Description of the task | Among the entries below, how many lines include the word "time"? Reply with only the number.

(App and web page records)
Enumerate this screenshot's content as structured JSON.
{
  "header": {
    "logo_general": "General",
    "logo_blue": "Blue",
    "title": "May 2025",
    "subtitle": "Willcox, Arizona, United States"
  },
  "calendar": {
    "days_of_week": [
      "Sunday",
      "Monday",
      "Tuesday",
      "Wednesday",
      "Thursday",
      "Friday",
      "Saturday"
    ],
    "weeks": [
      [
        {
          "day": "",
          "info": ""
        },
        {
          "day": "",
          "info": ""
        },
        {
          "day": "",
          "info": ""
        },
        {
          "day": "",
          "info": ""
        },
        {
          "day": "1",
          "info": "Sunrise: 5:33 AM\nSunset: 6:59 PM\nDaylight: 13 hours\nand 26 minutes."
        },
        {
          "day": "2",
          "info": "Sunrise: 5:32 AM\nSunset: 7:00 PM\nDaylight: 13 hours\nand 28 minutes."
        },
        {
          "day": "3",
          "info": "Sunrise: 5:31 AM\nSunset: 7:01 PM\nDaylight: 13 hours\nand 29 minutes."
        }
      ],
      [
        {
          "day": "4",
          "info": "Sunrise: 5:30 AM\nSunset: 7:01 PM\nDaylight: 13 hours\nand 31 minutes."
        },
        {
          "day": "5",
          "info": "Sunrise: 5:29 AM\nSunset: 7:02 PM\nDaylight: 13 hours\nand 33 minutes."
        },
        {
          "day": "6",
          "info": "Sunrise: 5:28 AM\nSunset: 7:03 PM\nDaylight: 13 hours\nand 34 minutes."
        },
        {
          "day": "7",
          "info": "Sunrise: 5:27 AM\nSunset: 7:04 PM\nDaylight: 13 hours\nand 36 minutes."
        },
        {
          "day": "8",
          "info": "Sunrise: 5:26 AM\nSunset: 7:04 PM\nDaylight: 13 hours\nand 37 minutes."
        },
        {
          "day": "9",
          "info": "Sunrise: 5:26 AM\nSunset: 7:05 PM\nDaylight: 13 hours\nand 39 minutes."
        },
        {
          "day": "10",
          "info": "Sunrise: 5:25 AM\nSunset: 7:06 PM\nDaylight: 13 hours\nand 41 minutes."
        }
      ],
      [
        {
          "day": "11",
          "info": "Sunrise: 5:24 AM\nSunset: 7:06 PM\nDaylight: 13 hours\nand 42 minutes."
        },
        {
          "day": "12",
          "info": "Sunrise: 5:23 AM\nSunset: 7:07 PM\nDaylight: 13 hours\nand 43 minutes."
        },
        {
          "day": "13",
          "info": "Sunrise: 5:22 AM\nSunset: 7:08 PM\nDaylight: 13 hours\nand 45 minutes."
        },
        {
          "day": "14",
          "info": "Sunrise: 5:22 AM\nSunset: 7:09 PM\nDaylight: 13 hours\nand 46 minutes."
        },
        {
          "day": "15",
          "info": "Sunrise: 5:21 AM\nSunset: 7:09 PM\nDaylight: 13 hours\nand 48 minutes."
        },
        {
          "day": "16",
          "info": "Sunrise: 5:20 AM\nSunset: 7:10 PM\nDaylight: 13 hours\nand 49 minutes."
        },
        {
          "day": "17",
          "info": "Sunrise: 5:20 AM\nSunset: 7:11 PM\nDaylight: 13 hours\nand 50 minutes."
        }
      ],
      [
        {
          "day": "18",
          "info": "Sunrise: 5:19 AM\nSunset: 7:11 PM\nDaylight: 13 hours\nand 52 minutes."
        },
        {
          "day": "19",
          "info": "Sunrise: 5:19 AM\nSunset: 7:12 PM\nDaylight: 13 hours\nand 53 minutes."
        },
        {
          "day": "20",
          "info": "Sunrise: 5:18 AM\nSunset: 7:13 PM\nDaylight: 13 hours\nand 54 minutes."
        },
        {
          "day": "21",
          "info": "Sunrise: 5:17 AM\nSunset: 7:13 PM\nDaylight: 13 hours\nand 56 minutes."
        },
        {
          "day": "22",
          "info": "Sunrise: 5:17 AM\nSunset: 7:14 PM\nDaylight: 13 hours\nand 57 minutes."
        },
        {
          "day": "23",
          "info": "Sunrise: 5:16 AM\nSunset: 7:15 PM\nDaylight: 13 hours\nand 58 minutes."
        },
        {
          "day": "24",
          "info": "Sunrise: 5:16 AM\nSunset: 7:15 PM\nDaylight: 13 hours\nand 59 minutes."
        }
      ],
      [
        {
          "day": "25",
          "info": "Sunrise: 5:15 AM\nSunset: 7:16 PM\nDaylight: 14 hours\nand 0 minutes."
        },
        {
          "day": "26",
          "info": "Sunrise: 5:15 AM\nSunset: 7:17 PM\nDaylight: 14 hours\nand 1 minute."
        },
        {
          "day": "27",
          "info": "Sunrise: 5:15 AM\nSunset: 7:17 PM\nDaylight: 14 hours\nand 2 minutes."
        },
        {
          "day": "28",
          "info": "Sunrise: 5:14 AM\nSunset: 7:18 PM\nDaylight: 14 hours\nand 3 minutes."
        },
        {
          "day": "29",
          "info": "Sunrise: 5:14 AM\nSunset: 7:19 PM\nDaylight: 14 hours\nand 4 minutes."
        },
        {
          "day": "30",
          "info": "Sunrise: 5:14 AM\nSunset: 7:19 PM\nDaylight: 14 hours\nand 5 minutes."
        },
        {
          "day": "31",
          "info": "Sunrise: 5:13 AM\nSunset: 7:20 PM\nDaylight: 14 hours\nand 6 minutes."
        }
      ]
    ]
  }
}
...
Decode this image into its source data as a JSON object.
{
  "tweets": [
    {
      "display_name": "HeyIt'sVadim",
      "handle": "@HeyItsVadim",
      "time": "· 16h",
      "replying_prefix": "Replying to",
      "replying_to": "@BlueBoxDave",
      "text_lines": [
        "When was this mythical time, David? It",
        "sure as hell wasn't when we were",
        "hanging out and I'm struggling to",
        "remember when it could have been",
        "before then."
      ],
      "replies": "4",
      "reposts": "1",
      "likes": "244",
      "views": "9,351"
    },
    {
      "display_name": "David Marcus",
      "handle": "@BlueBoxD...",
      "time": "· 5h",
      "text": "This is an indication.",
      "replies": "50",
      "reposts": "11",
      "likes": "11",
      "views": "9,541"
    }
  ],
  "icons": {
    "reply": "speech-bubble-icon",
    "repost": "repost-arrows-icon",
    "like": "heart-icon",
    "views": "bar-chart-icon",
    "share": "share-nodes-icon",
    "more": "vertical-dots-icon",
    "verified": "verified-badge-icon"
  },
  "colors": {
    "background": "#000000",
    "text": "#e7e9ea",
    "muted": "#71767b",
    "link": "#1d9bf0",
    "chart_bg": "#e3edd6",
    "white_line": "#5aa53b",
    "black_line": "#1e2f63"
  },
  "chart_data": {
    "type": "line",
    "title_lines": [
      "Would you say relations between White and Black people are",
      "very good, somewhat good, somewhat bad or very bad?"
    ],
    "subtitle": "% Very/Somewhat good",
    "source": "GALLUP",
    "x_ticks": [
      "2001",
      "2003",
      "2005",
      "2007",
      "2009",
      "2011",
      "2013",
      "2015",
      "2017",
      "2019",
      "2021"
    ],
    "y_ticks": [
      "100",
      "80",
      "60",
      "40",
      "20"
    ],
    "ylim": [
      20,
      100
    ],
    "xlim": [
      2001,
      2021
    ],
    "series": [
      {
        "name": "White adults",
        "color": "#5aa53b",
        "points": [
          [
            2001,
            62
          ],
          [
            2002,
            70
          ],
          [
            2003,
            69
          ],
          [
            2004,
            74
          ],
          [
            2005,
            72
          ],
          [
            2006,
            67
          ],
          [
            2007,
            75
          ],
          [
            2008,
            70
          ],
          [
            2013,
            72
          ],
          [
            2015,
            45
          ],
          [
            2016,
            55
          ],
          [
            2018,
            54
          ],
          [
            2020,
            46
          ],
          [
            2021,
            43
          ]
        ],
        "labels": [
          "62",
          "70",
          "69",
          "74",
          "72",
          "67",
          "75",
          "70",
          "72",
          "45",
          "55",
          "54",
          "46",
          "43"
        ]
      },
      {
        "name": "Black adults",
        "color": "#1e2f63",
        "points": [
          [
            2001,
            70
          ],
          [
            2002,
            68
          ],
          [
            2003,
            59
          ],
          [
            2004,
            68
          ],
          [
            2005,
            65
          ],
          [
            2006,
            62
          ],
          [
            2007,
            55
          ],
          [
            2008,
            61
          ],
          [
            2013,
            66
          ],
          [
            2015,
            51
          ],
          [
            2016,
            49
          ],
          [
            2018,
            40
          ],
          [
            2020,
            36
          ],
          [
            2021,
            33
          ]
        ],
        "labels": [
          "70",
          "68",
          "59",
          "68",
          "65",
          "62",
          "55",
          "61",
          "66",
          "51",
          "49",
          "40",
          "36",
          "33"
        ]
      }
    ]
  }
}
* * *
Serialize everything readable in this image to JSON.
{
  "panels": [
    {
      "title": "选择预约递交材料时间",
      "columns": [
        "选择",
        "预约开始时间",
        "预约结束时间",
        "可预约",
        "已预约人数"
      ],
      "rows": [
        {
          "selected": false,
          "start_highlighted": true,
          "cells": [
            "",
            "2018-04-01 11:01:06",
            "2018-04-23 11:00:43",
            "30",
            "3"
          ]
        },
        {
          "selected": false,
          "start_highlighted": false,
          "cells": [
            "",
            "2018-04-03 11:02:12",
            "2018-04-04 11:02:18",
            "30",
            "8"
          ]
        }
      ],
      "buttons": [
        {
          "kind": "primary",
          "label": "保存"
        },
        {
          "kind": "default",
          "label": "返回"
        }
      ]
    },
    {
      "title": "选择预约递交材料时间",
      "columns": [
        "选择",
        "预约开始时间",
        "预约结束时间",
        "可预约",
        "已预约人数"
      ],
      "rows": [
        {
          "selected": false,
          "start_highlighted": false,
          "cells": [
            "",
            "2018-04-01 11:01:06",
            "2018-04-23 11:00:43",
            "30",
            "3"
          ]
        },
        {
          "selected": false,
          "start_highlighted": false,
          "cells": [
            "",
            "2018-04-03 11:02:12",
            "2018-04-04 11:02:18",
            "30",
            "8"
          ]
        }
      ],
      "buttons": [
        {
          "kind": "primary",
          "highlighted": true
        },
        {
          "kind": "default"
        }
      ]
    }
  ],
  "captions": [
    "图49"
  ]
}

Result | 3